Baker deals with a time in his life when he pursued accounting – a full decade before engaging his creative side as a novelist. And while he cringed at the thought of re-examining the time he worked hard to get away from, he wrote Suit on an Empty Chair in tribute to the human condition known as boredom, personified in the book by Jack Taylor, an accountant unable to connect with his profession. Through Jack, Baker exposes the psychological, physical, and social problems that arise when any number of occupations are ill-suited to the man.

As such, the author did not intend Suit on an Empty Chair to be an angry outcry against a particular profession. By prophetically exploring the consequential nature of workplace monotony, Baker was onto a bigger message; that frustration, lethargy, envy, regret, tedium may influence destructive, sensation-seeking behavior. Junior accountant, Jack Taylor breaks loose in a bid for excitement, pleasure, elation, even immoral fantasy in this exposé of a society driven to misbehave when the acceptable becomes dreary.

Suit on an Empty Chair sits uncomfortably between conformity and rebellion – the struggle between staying-the-course and feeling alive.

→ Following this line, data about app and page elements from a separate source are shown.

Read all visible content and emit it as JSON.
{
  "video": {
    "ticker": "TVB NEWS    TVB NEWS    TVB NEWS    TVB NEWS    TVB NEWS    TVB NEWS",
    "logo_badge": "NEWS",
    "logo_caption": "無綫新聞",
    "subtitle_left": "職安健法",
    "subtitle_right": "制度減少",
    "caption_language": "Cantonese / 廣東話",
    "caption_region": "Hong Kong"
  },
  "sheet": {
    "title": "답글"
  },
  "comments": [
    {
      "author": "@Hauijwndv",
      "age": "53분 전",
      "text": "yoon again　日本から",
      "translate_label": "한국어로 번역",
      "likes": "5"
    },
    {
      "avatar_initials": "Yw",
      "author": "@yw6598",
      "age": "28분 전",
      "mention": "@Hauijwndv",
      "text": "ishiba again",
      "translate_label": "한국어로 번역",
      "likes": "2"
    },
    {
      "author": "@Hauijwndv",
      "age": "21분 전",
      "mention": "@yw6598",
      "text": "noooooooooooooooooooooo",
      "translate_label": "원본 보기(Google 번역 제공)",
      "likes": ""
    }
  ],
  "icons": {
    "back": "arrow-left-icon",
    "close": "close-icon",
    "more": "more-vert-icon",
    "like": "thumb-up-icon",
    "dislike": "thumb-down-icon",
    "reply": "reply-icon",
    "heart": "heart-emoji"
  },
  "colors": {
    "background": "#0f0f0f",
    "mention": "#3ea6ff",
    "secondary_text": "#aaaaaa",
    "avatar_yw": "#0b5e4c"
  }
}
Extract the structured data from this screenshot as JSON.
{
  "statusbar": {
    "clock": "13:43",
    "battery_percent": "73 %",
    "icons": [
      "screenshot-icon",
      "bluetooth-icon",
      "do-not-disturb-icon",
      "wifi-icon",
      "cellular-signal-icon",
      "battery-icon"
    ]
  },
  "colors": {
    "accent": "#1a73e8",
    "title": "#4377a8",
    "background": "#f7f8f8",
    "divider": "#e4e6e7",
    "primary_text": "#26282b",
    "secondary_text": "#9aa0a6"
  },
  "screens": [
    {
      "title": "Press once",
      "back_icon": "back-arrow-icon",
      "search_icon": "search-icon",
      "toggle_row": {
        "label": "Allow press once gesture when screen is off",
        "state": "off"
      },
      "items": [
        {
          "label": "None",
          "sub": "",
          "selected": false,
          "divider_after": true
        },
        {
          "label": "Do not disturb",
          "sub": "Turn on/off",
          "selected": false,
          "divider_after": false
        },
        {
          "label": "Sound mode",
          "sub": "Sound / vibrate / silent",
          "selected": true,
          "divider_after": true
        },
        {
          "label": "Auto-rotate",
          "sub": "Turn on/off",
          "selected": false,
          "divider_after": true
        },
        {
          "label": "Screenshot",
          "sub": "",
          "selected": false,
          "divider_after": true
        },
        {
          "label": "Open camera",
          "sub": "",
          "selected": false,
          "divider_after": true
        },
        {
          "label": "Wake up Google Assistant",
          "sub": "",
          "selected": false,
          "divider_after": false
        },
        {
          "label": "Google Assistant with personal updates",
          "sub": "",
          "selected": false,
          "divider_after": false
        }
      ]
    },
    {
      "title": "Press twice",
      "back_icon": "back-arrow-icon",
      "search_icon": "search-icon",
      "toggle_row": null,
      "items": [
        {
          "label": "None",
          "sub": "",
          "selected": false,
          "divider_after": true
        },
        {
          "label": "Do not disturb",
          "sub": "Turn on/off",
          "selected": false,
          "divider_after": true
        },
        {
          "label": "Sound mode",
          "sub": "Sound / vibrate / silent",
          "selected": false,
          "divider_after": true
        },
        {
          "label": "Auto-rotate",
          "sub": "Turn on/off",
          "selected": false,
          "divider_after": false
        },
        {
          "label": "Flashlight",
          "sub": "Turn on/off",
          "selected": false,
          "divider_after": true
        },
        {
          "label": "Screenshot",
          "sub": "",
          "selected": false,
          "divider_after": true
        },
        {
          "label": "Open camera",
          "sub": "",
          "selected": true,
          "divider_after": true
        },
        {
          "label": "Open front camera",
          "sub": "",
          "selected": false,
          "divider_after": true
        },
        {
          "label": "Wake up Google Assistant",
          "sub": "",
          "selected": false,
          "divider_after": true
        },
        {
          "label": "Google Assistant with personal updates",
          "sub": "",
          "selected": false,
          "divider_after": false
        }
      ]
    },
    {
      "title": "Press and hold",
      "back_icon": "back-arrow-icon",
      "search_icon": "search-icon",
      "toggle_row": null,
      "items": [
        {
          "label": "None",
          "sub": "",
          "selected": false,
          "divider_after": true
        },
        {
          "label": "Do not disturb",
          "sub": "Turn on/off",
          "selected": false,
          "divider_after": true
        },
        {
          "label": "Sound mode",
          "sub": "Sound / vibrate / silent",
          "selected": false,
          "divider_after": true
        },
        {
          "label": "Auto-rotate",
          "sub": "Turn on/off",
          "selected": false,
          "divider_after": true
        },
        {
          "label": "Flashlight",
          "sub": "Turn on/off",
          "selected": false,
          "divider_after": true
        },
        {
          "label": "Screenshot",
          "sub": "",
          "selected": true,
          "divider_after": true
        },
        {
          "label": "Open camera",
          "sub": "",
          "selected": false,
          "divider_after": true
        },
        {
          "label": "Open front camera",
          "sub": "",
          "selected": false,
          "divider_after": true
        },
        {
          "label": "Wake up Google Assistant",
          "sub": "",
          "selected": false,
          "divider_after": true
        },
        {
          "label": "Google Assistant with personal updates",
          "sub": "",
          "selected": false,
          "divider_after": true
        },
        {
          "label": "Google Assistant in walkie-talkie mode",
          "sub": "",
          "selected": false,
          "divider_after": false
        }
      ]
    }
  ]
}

As William Wordsworth wrote in the early 19th century: “Bliss was it that dawn to be alive, but to be young was very heaven”. To stir his dormant vitality, Jack gives in to lust for youthful freedom and intrigue.